Wageningen

De Vlijt Windmill

Wageningen is a town along the Rhine river within the province of Gelderland in the Netherlands. Because of its famous agricultural university, it is more lively than one would expect from a Dutch town with 36,000 inhabitants. In 2007 it had residents from 152 different countries, mainly being students at the university. Wageningen was the site of the formal surrender of the Germans to the Allies in the Netherlands on May 5, 1945, a day that is a public holiday in the Netherlands. Wageningen hosts a military veterans parade and this is followed by great alcohol consumption in the town.

Understand

Wageningen lies close to the right bank of the branch of the Rhine estuary known in the Netherlands as the Nederrijn. Excavations date a settlement at this site back to the Stone Age. The hills to the east of the town provided protection for a Bronze Age tribe from flooding of the Rhine and from enemies and the earliest record of the name (in 838AD) is from the same hilly area. The town has had a chequered history, being occupied or destroyed on several occasions. Also, in 1421 the Rhine changed course, moving further south and, in the process, having a detrimental effect on Wageningen's trade. In the 17th Century the town started tobacco cultivation and there were several cigar manufacturers. The floodplain of the Rhine to the south also had several brick factories, one of which can still be seen.

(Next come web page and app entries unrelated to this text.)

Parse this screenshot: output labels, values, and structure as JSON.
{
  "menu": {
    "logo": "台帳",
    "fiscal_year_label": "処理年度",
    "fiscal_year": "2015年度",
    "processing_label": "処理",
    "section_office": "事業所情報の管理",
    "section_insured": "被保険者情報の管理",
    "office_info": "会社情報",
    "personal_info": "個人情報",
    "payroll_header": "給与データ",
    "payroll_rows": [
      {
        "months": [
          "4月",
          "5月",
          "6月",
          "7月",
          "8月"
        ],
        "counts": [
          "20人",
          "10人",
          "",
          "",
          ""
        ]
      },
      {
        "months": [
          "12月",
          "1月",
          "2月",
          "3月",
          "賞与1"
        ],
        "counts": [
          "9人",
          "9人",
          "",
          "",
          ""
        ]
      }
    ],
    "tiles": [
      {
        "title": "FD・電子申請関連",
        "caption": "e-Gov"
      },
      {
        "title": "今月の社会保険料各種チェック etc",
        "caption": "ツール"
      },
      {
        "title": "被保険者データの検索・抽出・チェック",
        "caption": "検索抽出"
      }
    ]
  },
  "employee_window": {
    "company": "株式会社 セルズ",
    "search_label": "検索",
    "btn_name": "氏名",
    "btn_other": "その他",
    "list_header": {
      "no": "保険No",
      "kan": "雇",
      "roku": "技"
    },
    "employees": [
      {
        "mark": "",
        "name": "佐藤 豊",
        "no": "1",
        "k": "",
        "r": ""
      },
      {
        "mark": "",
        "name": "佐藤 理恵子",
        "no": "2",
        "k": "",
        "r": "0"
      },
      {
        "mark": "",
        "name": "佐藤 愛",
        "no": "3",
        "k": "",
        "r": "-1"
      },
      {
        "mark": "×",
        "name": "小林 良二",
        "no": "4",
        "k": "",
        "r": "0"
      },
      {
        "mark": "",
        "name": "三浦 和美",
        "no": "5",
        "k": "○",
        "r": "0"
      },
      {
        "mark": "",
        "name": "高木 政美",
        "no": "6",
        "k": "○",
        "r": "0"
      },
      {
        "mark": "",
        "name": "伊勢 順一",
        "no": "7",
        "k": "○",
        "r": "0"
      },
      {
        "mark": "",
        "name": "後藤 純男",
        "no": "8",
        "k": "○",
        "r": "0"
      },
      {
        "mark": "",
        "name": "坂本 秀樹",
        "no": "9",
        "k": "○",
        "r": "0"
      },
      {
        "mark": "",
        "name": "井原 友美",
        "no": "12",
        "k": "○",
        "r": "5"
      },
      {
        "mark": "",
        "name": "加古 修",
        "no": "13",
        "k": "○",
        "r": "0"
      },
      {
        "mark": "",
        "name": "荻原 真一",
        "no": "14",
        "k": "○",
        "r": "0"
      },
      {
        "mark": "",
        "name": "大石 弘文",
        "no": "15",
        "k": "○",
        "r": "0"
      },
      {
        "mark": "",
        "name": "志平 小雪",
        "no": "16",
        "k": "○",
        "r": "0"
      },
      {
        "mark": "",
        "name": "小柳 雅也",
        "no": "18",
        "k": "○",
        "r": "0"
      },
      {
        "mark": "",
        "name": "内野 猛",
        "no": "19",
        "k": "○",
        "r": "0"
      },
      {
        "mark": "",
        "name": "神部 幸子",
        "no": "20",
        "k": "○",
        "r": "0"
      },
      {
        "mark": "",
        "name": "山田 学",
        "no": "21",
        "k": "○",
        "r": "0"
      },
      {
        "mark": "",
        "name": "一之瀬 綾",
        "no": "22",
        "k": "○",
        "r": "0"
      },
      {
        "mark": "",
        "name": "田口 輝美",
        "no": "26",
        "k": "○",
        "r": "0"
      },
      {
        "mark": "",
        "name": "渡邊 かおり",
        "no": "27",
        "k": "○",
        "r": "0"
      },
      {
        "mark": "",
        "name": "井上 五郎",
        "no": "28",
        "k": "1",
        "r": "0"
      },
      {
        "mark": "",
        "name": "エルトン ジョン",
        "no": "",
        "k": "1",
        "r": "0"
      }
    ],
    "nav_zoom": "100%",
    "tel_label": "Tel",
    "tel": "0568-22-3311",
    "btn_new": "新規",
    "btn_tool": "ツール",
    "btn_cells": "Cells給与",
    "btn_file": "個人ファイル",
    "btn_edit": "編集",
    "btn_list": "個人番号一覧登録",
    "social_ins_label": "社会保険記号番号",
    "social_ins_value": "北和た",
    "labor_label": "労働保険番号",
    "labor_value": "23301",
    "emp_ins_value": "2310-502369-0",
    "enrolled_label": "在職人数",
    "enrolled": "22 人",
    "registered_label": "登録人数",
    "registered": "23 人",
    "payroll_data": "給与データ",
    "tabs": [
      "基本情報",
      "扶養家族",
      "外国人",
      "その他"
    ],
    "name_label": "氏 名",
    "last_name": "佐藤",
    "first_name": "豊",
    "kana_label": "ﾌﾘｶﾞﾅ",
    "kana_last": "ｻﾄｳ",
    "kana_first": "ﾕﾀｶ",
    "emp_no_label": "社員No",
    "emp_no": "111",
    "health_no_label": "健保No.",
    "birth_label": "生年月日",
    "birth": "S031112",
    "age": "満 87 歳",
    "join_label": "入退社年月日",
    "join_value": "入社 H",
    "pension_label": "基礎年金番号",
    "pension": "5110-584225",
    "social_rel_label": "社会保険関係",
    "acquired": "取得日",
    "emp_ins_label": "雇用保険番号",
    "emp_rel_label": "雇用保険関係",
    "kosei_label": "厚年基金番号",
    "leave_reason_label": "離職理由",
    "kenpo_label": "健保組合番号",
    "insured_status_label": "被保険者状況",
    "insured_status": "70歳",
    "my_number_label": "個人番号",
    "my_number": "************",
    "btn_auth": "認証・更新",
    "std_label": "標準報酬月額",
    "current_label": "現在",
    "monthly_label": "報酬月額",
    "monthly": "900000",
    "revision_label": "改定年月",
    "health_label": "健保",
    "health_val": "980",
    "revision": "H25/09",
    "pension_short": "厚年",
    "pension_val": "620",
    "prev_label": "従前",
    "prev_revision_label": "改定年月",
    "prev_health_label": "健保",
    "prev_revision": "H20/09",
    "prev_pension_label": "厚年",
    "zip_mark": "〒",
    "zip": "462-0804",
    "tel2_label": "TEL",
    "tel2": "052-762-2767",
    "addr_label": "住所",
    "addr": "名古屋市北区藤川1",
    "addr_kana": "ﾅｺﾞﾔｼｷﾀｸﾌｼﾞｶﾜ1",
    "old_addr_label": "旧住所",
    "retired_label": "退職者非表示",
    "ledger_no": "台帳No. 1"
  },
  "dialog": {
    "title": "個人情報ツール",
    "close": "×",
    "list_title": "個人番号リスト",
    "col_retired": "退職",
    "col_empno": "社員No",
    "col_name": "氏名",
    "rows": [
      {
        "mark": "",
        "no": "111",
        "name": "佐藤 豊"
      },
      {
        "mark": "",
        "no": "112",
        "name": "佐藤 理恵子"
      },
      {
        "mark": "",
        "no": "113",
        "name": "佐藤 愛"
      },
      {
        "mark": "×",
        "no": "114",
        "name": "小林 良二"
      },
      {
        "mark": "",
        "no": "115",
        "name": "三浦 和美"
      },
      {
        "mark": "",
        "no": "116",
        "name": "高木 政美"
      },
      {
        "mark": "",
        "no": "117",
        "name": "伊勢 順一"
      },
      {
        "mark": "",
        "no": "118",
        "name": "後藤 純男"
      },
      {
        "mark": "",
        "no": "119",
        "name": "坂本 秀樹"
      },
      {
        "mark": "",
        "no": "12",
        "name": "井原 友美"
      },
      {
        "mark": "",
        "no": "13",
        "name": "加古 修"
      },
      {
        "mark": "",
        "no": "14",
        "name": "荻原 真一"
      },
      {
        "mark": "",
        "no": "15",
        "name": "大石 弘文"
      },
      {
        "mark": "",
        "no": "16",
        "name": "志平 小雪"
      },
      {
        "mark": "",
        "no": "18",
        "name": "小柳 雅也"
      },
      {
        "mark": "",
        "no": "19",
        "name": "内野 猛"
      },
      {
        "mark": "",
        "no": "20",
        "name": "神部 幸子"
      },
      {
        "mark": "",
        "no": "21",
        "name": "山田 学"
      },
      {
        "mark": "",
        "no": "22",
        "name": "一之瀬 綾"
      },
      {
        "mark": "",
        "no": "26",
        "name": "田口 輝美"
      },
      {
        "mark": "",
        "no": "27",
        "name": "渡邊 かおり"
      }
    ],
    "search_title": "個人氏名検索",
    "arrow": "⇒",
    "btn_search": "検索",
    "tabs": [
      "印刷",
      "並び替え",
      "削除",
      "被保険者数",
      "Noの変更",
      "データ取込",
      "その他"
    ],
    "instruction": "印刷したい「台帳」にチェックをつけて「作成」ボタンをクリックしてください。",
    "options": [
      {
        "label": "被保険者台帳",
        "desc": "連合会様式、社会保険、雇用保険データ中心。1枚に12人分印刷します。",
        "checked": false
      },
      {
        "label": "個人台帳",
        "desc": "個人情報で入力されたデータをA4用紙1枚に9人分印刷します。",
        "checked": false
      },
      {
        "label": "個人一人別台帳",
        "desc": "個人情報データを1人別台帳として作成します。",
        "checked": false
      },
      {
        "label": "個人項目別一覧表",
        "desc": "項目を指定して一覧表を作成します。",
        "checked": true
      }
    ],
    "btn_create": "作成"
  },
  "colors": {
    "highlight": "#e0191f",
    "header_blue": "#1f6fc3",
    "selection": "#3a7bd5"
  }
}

In 1876 the Dutch government decided to build the first agricultural school in Wageningen on the grounds that it was in the heart of the country and was surrounded by a wide variety of soils. Since then the town has boomed and Wageningen University is now a world-renowned Life Sciences university. Wageningen also has the largest inland port in the Netherlands.

Get in

The story goes that Wageningen was given the choice of getting a university or a train station. It chose the university, and still doesn't have a station. There is a station called Ede-Wageningen but it is close to Ede and 8 km from Wageningen. The Ede-Wageningen station is about an hour from Amsterdam or from Schiphol airport. From these stations look for trains headed to Arnhem and Nijmegen. There is a train every half an hour from Amsterdam and every half an hour from Schiphol. If you miss the direct train you can take a train to Utrecht and change there. Arriving at Ede-Wageningen, take Bus No. 88 to downtown Wageningen (turn left at bottom of stairs leading down from the platforms). This stops at many of the student residences en route. By taxi (turn right at bottom of stairs) the journey will cost €25.

From Arnhem, take Bus No. 51 or 52 from Arnhem station to Wageningen bus station.

Wageningen can be reached by car from highway A12, which passes to the north, A15, which passes to the south and can be reached by a ferry over the Rhine, and the A50, which passes to the east.

For information on the various types of bus and train tickets see Netherlands#Get around.

Get around

Cycling is the best mode of transport and there are several stores downtown that can provide bike rentals. For those staying longer it is possible to buy second-hand bikes. A stall in the main square on Saturdays has good bargains. New bikes range from around €200 for a Chinese-made one (looked upon contemptuously by the Dutch) to up to €1000 for a real Dutch bike. All of the main roads have separate cycling lanes. These have their own traffic signals and you are expected to obey them. At roundabouts and other junctions cyclists usually have the right of way but this cannot be guaranteed so be careful. You have to give way if there are white triangles on the track that point towards you.

Bus No.88 also takes you around most of Wageningen but it really doesn't make much sense to ride the bus here.

See

Hotel de Wereld

Detailed information in English can be found at . There is a Tourist Office in the Kniphorst Bookshop in Hoogstraat 49.

Do


Buy

The main shopping street in Wageningen is the Hoogstraat although selection is limited. Apart from a shop selling wooden clogs, there are no obvious souvenirs to purchase. For visiting students setting up home for a time, inexpensive household items are available at HEMA and BLOKKER on Hoogstraat. Shopping hours are limited. Most shops close around 18.00 during the week and at 17.00 on Saturdays, except on Friday evening when they are open until 21.00. Supermarkets stay open until 20.00 most evenings and are also open on Sunday afternoons.

Eat

Budget

Mid-range

Ice Cream

Drink

Cafes in the centre.

There are many cafes located around the church in the centre with good selection of beers.

Most student residences (triangular-looking buildings) also have their own bar downstairs.

Wageningen does not have a particularly thriving nightlife, but still there are a few nice cafes and pubs to hang around, drink beers and listen to live music. The main hangout places in Wageningen are:

There are also a few "coffee shops" in town for those who are looking for 'alternative entertainment'.

Sleep

Mid-range


Splurge

Go next

On Saturday and Sunday, the town is quite empty since Dutch students go back to their hometowns to spend their weekend with friends and family. If you are looking for some Dutch nightlife try Arnhem, Utrecht or Rotterdam!

Routes through Wageningen

The Hague Ede  W  E  Arnhem


This article is issued from Wikivoyage - version of the Saturday, December 26, 2015. The text is available under the Creative Commons Attribution/Share Alike but additional terms may apply for the media files.